Morgan is no football fan, however, and England are one of the most well-resourced teams in cricket, so it is hard to make theirs an underdog story - no matter how mangy their one-day performances have been over the last couple of decades. England's captain, who perhaps took slightly more of an interest during Ireland's Euro 2016 defeat on Sunday, did concede that "emotions are probably running high with everybody around the country at the moment" but stopped short of endorsing the appointment of an Australian as Roy Hodgson's successor.

Coincidentally, Hodgson watched England's cricketers train the last time they prepared for a match at The Oval (one they lost by an innings to Australia) but he has now joined Peter Moores and Stuart Lancaster in the most recent ranks of English coaching disaster. Morgan was more interested in Eddie Jones' success in turning around the rugby team - "it's been phenomenal to watch a whitewash against Australia on home soil" - but eventually talk turned to his ongoing project alongside Trevor Bayliss in improving England's ODI stocks.

A tie at Trent Bridge, where Liam Plunkett's last-ball six salvaged a game that appeared lost, was followed by more consummate displays in both disciplines at Edgbaston and another solid bowling performance, before the rain arrived to wipe out any chance of a result at Bristol. That means England still need to win one of the final two matches to secure the series - and they may come up against the weather again at The Oval, with a poor forecast for the afternoon.

"It's very important we work hard, they are a strong side, we don't take them for granted," Morgan said. "The series still stands at 1-0, given we've played some really good cricket and not been able to capitalise because of the weather. Tomorrow again it is going to be tough to get it to that point but it's important to emphasise the hard work that needs to be put in."

As England have broken records with regularity over the last 12 months, it has been the batsmen that have taken the plaudits - most recently with Alex Hales and Jason Roy knocking off the highest successful chase for a team winning by ten wickets.

However, the bowling has stood out so far in this series, with Sri Lanka limited to totals of 286 for 9, 254 for 7 and 248 for 9. England have got by on five specialist bowlers in each match, with Joe Root contributing three overs of back-up spin, and while Morgan said he would prefer to have more options - such as when Ben Stokes has been fit to play as an allrounder in the top six - results had been encouraging.

"At the moment it has worked, ideally we would have more but our strength has been our batting and to stick with that sends quite a lot of confidence through the changing room," Morgan said of the team's balance.

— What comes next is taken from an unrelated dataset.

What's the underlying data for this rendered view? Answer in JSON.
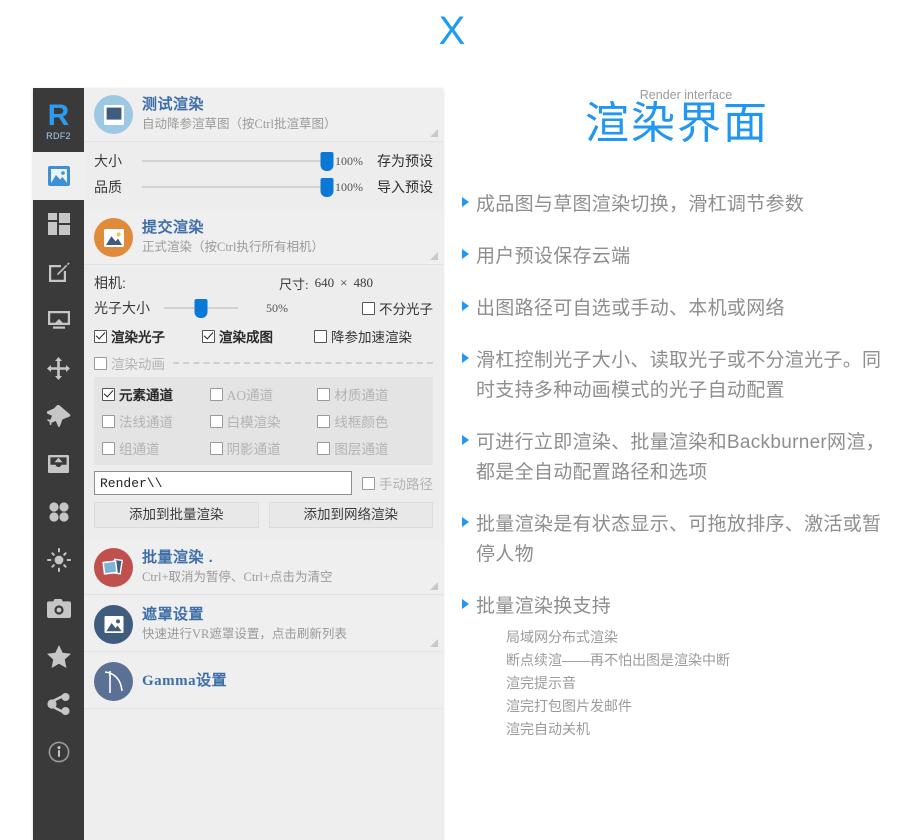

"It throws it over to the bowlers, more responsibility on them and they have done pretty well with it. Sometimes if you go in with six out-and-out bowlers it can be off the pace a little bit, when you pack your team with batters and if they play poorly you wonder if they rely too much on other people. It's a balance you just have to stay with what you feel is right for the team."

England have become more accustomed to viewing the limited-overs formats as a squad game and Morgan said there were still plenty of options to consider ahead of next year's Champions Trophy. Steven Finn has yet to play a game in the series - in part thanks to Liam Plunkett's strong form - and Stuart Broad's name continues to linger at edge of selectoral discussions.

Meanwhile, a combination of poor batting, good batting (from Hales and Roy) and poor weather, means that Morgan, Root and Jonny Bairstow have had little opportunity for time in the middle. For that reason, as well as the desire to avoid going to Cardiff still only 1-0 up, England will hope the rain stays away over south London on Wednesday. As Hodgson, who led his team through a perfect qualifying campaign for Euro 2016, would attest, you can never be too well prepared for the challenges ahead.

"There is a lot of talk going into tournaments about knowing your best 11 but its more than that. A guy goes down in the first game, must-win, it's more than having 11 - it's how big your squad is. When you turn to guys at certain stages of a tournament you have got to be able to trust them, it's not just your best team, but best squad."